Great White Sharks, Dolphins Have Close Encounter in Stunning Drone Footage

A close encounter between a pair of dolphins and a shark has been captured on film by a man in California testing out his new drone.

The breathtaking footage was recorded by Encinitas local Alex Higley, who paid a visit to Torrey Pines last week to get to grips with his new gadget.

The footage, which has been captivating viewers on YouTube and Facebook, begins with the drone flying over a sparsely populated beach and above the ocean.

With the footage being constantly beamed from the drone to Alex's phone, he said he was "probably looking for just a couple of minutes" when he spotted the first shark, which was swimming along the coast, not far from the shore.

Then, another shark became visible nearby after Alex "zoomed out and flew that drone a little bit higher."

"So I followed those two sharks for a while and brought the drone in to change the batteries a couple of times, and then on the third time when I flew out and located the sharks again, as I went to an even higher altitude I saw there was a third shark in the area," he told CBS 8.

Alex believes that all three sharks he caught on film were great white sharks, which are capable of growing to 23 feet in length, and are regularly spotted off the Pacific coast.

As if that wasn't extraordinary enough, Alex then caught sight of two more animals, which he initially thought were whales.

"All of a sudden [...] I noticed there were these two dolphins, and they passed right in front of one of the sharks, and I was kind of on edge, waiting to see what was going to happen," he said.

"But it was pretty interesting to see that the sharks didn't even react too much to the dolphins going by."

The footage shows them making their way through the trio of sharks, passing one of them by mere meters before disappearing into the depths.

Alex said this was just his third time flying the drone.

Great white sharks have a fearsome reputation, and they have been linked with more fatal attacks on humans than any other species.

This is partly because they spend most of their time swimming close to the surface of the water and near the shore, often sharing their territory with surfers and swimmers.

The Florida Museum of Natural History's International Shark Attack File shows that great whites have been implicated in 333 unprovoked attacks on humans since their records began, with 52 of those proving fatal.

Of the 20 unprovoked shark attacks recorded off the coast of San Diego County since 1926, great whites were responsible for 97% of them.

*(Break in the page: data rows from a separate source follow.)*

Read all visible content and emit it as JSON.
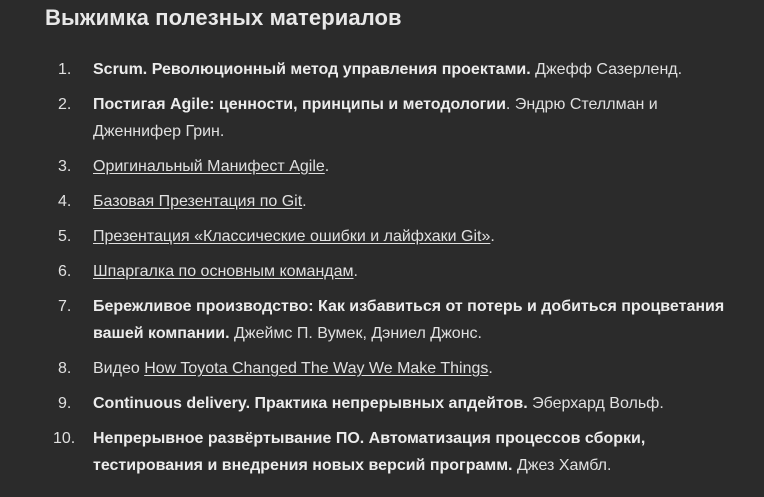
{
  "heading": "Выжимка полезных материалов",
  "items": [
    {
      "num": "1.",
      "bold": "Scrum. Революционный метод управления проектами.",
      "rest": " Джефф Сазерленд."
    },
    {
      "num": "2.",
      "bold": "Постигая Agile: ценности, принципы и методологии",
      "rest": ". Эндрю Стеллман и Дженнифер Грин."
    },
    {
      "num": "3.",
      "link": "Оригинальный Манифест Agile",
      "rest": "."
    },
    {
      "num": "4.",
      "link": "Базовая Презентация по Git",
      "rest": "."
    },
    {
      "num": "5.",
      "link": "Презентация «Классические ошибки и лайфхаки Git»",
      "rest": "."
    },
    {
      "num": "6.",
      "link": "Шпаргалка по основным командам",
      "rest": "."
    },
    {
      "num": "7.",
      "bold": "Бережливое производство: Как избавиться от потерь и добиться процветания вашей компании.",
      "rest": " Джеймс П. Вумек, Дэниел Джонс."
    },
    {
      "num": "8.",
      "prefix": "Видео ",
      "link": "How Toyota Changed The Way We Make Things",
      "rest": "."
    },
    {
      "num": "9.",
      "bold": "Continuous delivery. Практика непрерывных апдейтов.",
      "rest": " Эберхард Вольф."
    },
    {
      "num": "10.",
      "bold": "Непрерывное развёртывание ПО. Автоматизация процессов сборки, тестирования и внедрения новых версий программ.",
      "rest": " Джез Хамбл."
    }
  ]
}
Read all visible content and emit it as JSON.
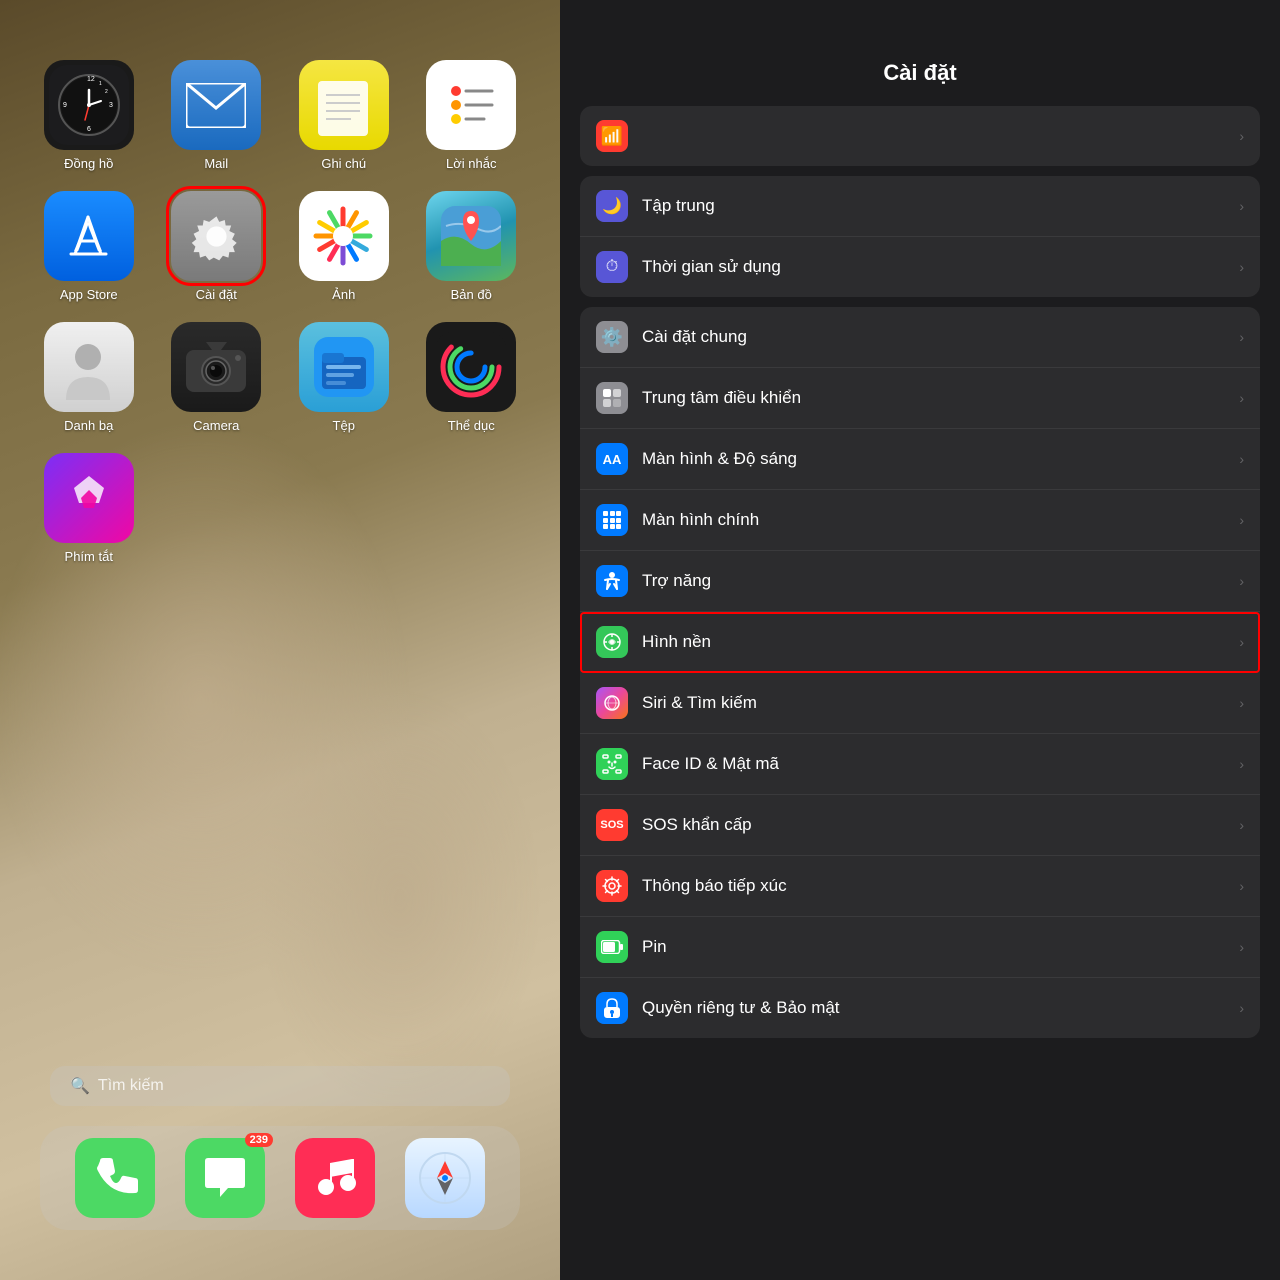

A great white shark swimming
A stock image shows a great white shark, unrelated to the one filmed by Alex Higley, whose drone footage shows a close encounter between two dolphins and a trio of sharks. Ramon Carretero/Getty Images